Newsom said in a Labor Day video message that California, which is the size of the world’s fifth-largest economy, had long had a “formula for success around growth and inclusion.” But the fast-food industry was one in which the state had fallen “a bit short” on improving wages and working conditions, he added.
“For years, the fast food sector has been rife with abuse, low pay, few benefits, and minimal job security,” the bill’s authors wrote. The law provides for the creation of a “Fast Food Council” made up of 10 members to “establish sectorwide minimum standards on wages, working hours, and other working conditions related to the health, safety, and welfare of, and supplying the necessary cost of proper living to, fast food restaurant workers.”
The council will include fast-food employees, worker advocates, franchisees and government representatives.
The legislation caps the 2023 fast-food minimum wage at $22. The state minimum wage is $15 for businesses with 26 employees or more. After Jan. 1, 2024, the sector’s minimum wage will be adjusted for inflation, capped at 3.5 percent annually.
The law also enhances protections for workers against retaliation by their employers.
The Service Employees International Union, which represents 2 million workers nationwide, called the bill’s passage a “watershed moment in the nation’s labor history, giving more than half a million low-wage workers in the fast-food industry a meaningful voice on the job.”

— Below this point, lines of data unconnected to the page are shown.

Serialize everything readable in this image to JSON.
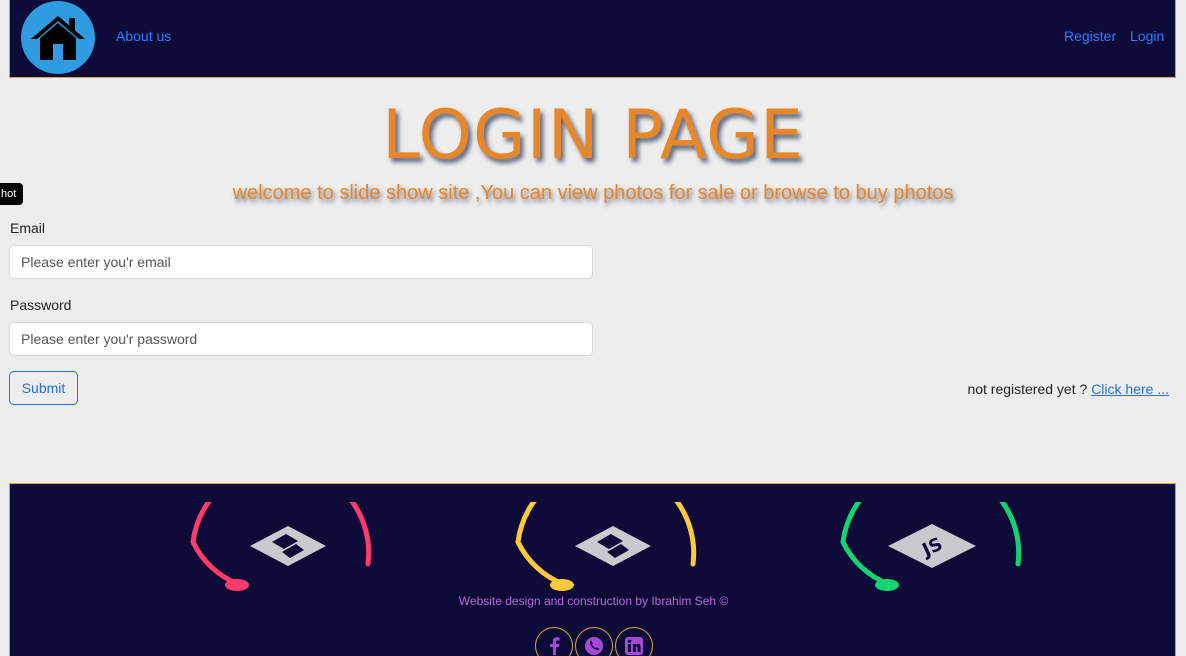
{
  "navbar": {
    "home_icon": "home-icon",
    "about_label": "About us",
    "register_label": "Register",
    "login_label": "Login"
  },
  "hero": {
    "title": "LOGIN PAGE",
    "subtitle": "welcome to slide show site ,You can view photos for sale or browse to buy photos"
  },
  "hot_tag": "hot",
  "form": {
    "email_label": "Email",
    "email_placeholder": "Please enter you'r email",
    "password_label": "Password",
    "password_placeholder": "Please enter you'r password",
    "submit_label": "Submit",
    "register_prompt": "not registered yet ? ",
    "register_link": "Click here ..."
  },
  "footer": {
    "badges": [
      {
        "icon": "html5-icon",
        "color": "#ff3b6b"
      },
      {
        "icon": "css3-icon",
        "color": "#ffc93c"
      },
      {
        "icon": "js-icon",
        "color": "#14d373"
      }
    ],
    "credit": "Website design and construction by Ibrahim Seh ©",
    "social": [
      "facebook-icon",
      "whatsapp-icon",
      "linkedin-icon"
    ]
  },
  "colors": {
    "nav_bg": "#0f0b38",
    "accent_orange": "#e8862a",
    "link_blue": "#2f7dff",
    "border_gold": "#c9a640"
  }
}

The California law is widely seen as a step toward sectoral bargaining, which involves industry-wide negotiations, rather than talks between individual unions and employers. Sectoral bargaining is difficult under U.S. labor laws, and traditional collective bargaining is often challenging in the fast-food industry, according to the left-leaning Center for American Progress Action Fund.
A 2020 report by the Harvard Law School project Clean Slate for Worker Power noted that franchising models often create environments in which the individual franchise owner negotiates with the union, rather than the union negotiating with the larger corporation. That incentivizes the franchise owner “to pass any wage gains secured by the union onto the customers in the form of higher prices” and, in turn, seek to “prevent unionization at all costs,” the researchers wrote.

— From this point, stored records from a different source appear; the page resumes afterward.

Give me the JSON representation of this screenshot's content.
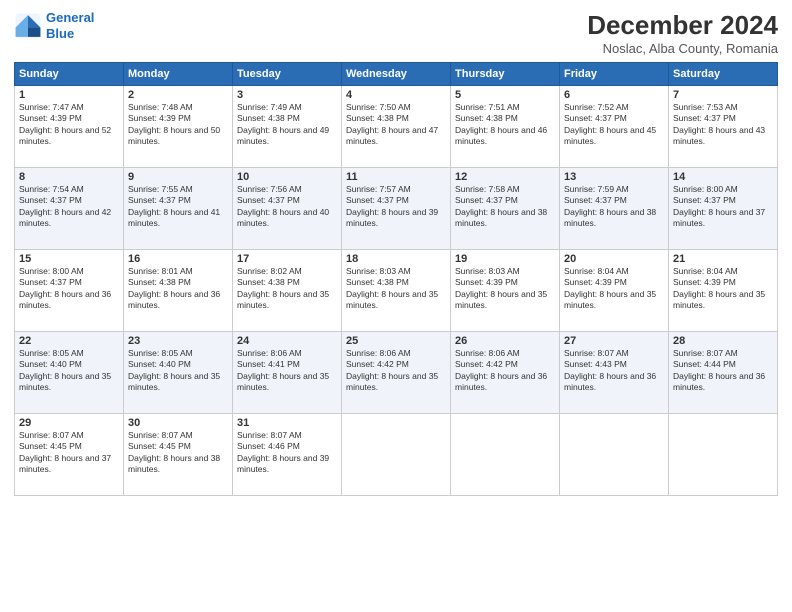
{
  "logo": {
    "line1": "General",
    "line2": "Blue"
  },
  "title": "December 2024",
  "subtitle": "Noslac, Alba County, Romania",
  "days_header": [
    "Sunday",
    "Monday",
    "Tuesday",
    "Wednesday",
    "Thursday",
    "Friday",
    "Saturday"
  ],
  "weeks": [
    [
      {
        "num": "1",
        "rise": "7:47 AM",
        "set": "4:39 PM",
        "daylight": "8 hours and 52 minutes."
      },
      {
        "num": "2",
        "rise": "7:48 AM",
        "set": "4:39 PM",
        "daylight": "8 hours and 50 minutes."
      },
      {
        "num": "3",
        "rise": "7:49 AM",
        "set": "4:38 PM",
        "daylight": "8 hours and 49 minutes."
      },
      {
        "num": "4",
        "rise": "7:50 AM",
        "set": "4:38 PM",
        "daylight": "8 hours and 47 minutes."
      },
      {
        "num": "5",
        "rise": "7:51 AM",
        "set": "4:38 PM",
        "daylight": "8 hours and 46 minutes."
      },
      {
        "num": "6",
        "rise": "7:52 AM",
        "set": "4:37 PM",
        "daylight": "8 hours and 45 minutes."
      },
      {
        "num": "7",
        "rise": "7:53 AM",
        "set": "4:37 PM",
        "daylight": "8 hours and 43 minutes."
      }
    ],
    [
      {
        "num": "8",
        "rise": "7:54 AM",
        "set": "4:37 PM",
        "daylight": "8 hours and 42 minutes."
      },
      {
        "num": "9",
        "rise": "7:55 AM",
        "set": "4:37 PM",
        "daylight": "8 hours and 41 minutes."
      },
      {
        "num": "10",
        "rise": "7:56 AM",
        "set": "4:37 PM",
        "daylight": "8 hours and 40 minutes."
      },
      {
        "num": "11",
        "rise": "7:57 AM",
        "set": "4:37 PM",
        "daylight": "8 hours and 39 minutes."
      },
      {
        "num": "12",
        "rise": "7:58 AM",
        "set": "4:37 PM",
        "daylight": "8 hours and 38 minutes."
      },
      {
        "num": "13",
        "rise": "7:59 AM",
        "set": "4:37 PM",
        "daylight": "8 hours and 38 minutes."
      },
      {
        "num": "14",
        "rise": "8:00 AM",
        "set": "4:37 PM",
        "daylight": "8 hours and 37 minutes."
      }
    ],
    [
      {
        "num": "15",
        "rise": "8:00 AM",
        "set": "4:37 PM",
        "daylight": "8 hours and 36 minutes."
      },
      {
        "num": "16",
        "rise": "8:01 AM",
        "set": "4:38 PM",
        "daylight": "8 hours and 36 minutes."
      },
      {
        "num": "17",
        "rise": "8:02 AM",
        "set": "4:38 PM",
        "daylight": "8 hours and 35 minutes."
      },
      {
        "num": "18",
        "rise": "8:03 AM",
        "set": "4:38 PM",
        "daylight": "8 hours and 35 minutes."
      },
      {
        "num": "19",
        "rise": "8:03 AM",
        "set": "4:39 PM",
        "daylight": "8 hours and 35 minutes."
      },
      {
        "num": "20",
        "rise": "8:04 AM",
        "set": "4:39 PM",
        "daylight": "8 hours and 35 minutes."
      },
      {
        "num": "21",
        "rise": "8:04 AM",
        "set": "4:39 PM",
        "daylight": "8 hours and 35 minutes."
      }
    ],
    [
      {
        "num": "22",
        "rise": "8:05 AM",
        "set": "4:40 PM",
        "daylight": "8 hours and 35 minutes."
      },
      {
        "num": "23",
        "rise": "8:05 AM",
        "set": "4:40 PM",
        "daylight": "8 hours and 35 minutes."
      },
      {
        "num": "24",
        "rise": "8:06 AM",
        "set": "4:41 PM",
        "daylight": "8 hours and 35 minutes."
      },
      {
        "num": "25",
        "rise": "8:06 AM",
        "set": "4:42 PM",
        "daylight": "8 hours and 35 minutes."
      },
      {
        "num": "26",
        "rise": "8:06 AM",
        "set": "4:42 PM",
        "daylight": "8 hours and 36 minutes."
      },
      {
        "num": "27",
        "rise": "8:07 AM",
        "set": "4:43 PM",
        "daylight": "8 hours and 36 minutes."
      },
      {
        "num": "28",
        "rise": "8:07 AM",
        "set": "4:44 PM",
        "daylight": "8 hours and 36 minutes."
      }
    ],
    [
      {
        "num": "29",
        "rise": "8:07 AM",
        "set": "4:45 PM",
        "daylight": "8 hours and 37 minutes."
      },
      {
        "num": "30",
        "rise": "8:07 AM",
        "set": "4:45 PM",
        "daylight": "8 hours and 38 minutes."
      },
      {
        "num": "31",
        "rise": "8:07 AM",
        "set": "4:46 PM",
        "daylight": "8 hours and 39 minutes."
      },
      null,
      null,
      null,
      null
    ]
  ]
}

The International Franchise Association (IFA), which represents the industry, said the legislation was “a fork in the eye to franchise owners and customers at a time when it hurts most.” The group said it had heard from franchisees that they “do not know how they will be able to make it once this bill goes into effect.”
The bill’s author, Assemblymember Chris Holden (D), said in a statement last week that, “as a former franchisee, I am aware that time is of the essence” to increase wages and protections for fast-food workers. (Holden was a Subway franchise owner in the early 1990s.)
The bill would “lift up small business owners and essential workers swiftly with an inclusive approach to business,” resolving “longstanding issues in the fast-food restaurant sector,” he added.
IFA said the legislation could cause fast-food prices to increase by as much as 20 percent in California, citing an analysis by the University of California at Riverside. That analysis found that a 60 percent increase in worker compensation could cause a 20.4 percent increase in prices.
If the minimum wage for the fast-food industry rose to the maximum $22 per hour under the new legislation, it would be a 46.7 percent increase in compensation from the state’s current $15 minimum wage. Such an increase could cause prices to rise between 13.6 and 17 percent, according to the UC Riverside analysis.